Once we came to a place in society where racial bigotry was seen as the insidious thing that it was, we entered a very short period of greater opportunity and equality… but as clamps came down to methodologize and legislate increasingly tight terms of behavior it has led to today’s hodgepodge world of trashed justice. We might be trying our best, but we are failing miserably. LaShawn Barber is well known for her posts pointing this out. But as politicking goes, the problem with trying to approach these problems of racial acceptance with mostly pressure tactics is leaving us in a situation of vulnerability to losing all the good and a freefall into gang mentality. If not actual gangs.

Our compassion without structured restraints of a society’s adherence to strong moral standards is leaving us in a vise grip of increased authority to corral increased advantages taken by the immoral. Without a core of strong moral standards in between it propels society into either chaos or tyrannical laws and leaders.

A free society has a lot to lose in this scenario.

Continue reading Racial Politics

In The Urban Garden

David Loftus:

I knew going in that my efforts would probably be wasted.

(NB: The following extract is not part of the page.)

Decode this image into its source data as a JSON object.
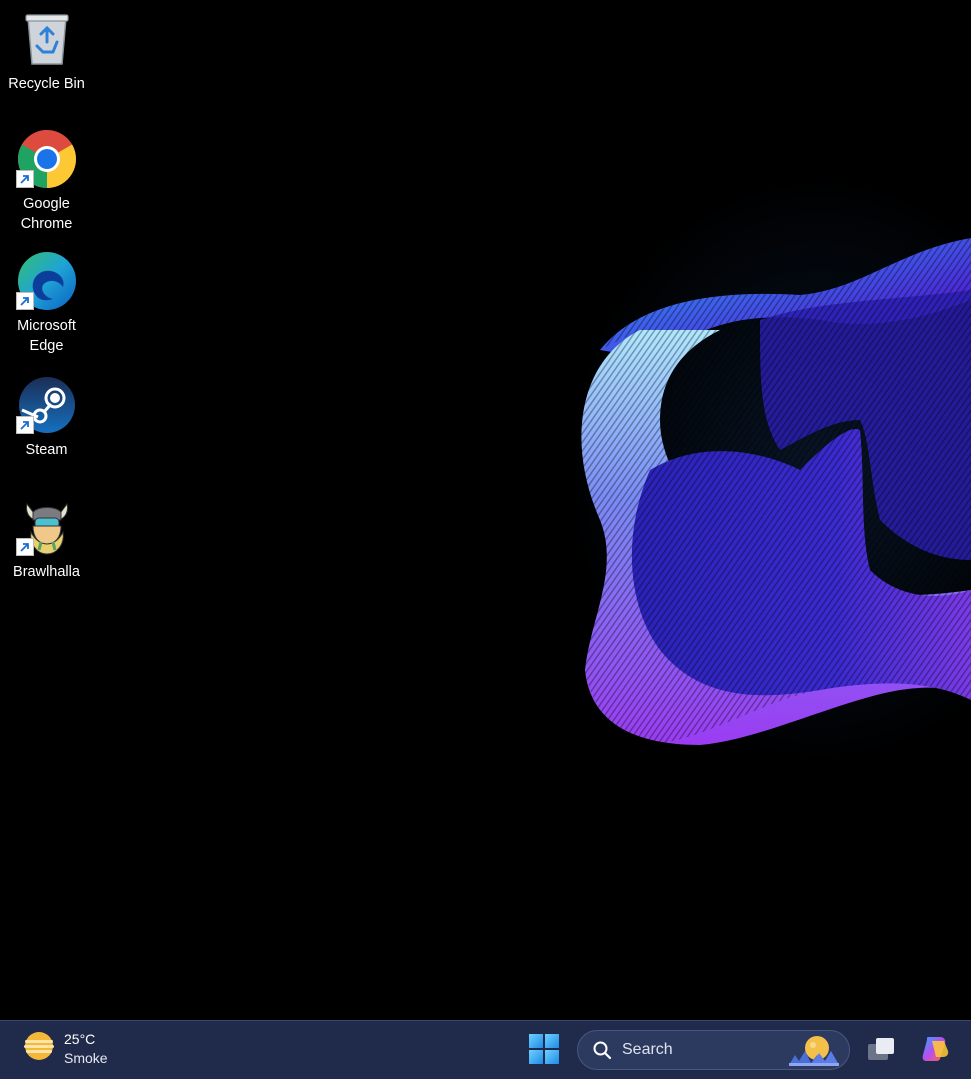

It was what the existentialists call an “acte gratuite” — a choice to act in the face of a foreordained doom.

…In a world full of powerful interests hoping to make us all into consumers and spectators, it’s essential to act and speak.

Otherwise, you’re not learning and growing; you’re just opening your mouth for someone else’s spoons.

Tribal Drums

Beating out the same old tune, I guess.

The last post, ‘Going Tribal’, probably seemed disjointed. Maybe because I see the thread of a conflicting ethos as manifesting for some time now, and the effects of it as seen in the Katrina disaster as a further evidence, rather than something new.

As I thought things over, I wanted to say that we see the picture of the two responses to national disaster ( New York 911 and New Orleans Katrina) as manifesting different subcultural responses, but the more I thought on it the less convinced I was that this is the case. Mississippi is similar in culture to Louisiana, and they are handling matters more in the way one would expect.

No, Yankee and Southern cultures are not being compared in this. I think predominance of moral premises is being compared… in the constituents of the two cities and in the government players.

The balance of very different moral views of life is not a static matter, nor is it geographical. I wonder if we are not growing as a nation towards the warehousing of our poor and disenfranchised, giving them just enough to keep them docile, pacifying the clamor, but not doing anything substantial to remedy their problems. Not because nothing can be done, but because they are locked into a mindset that they will be taken care of. A mindset that is cultivated and fed by listening to leaders whose sole interest in them is to foment a self-pitying rhetoric; which then is used to further expand false, but money-magnetic causes.

Causes which never seem to address the real problems at hand.

Does our nation have the heart to hear truth? Does it have the gumption to stand up to vapid political complacency? Or will it stay mired in the stinking mud of vicious partisan camps?

If you blame the president for a hurricanes damage, or emergency services for a lack of local leadership… you are among the deluded, self serving, politically partisan demagogues.

If you play into the rhetoric of racial division and mistrust because a hurricane hit a specific area, you are deliberately feeding your own prejudice.
Continue reading Tribal Drums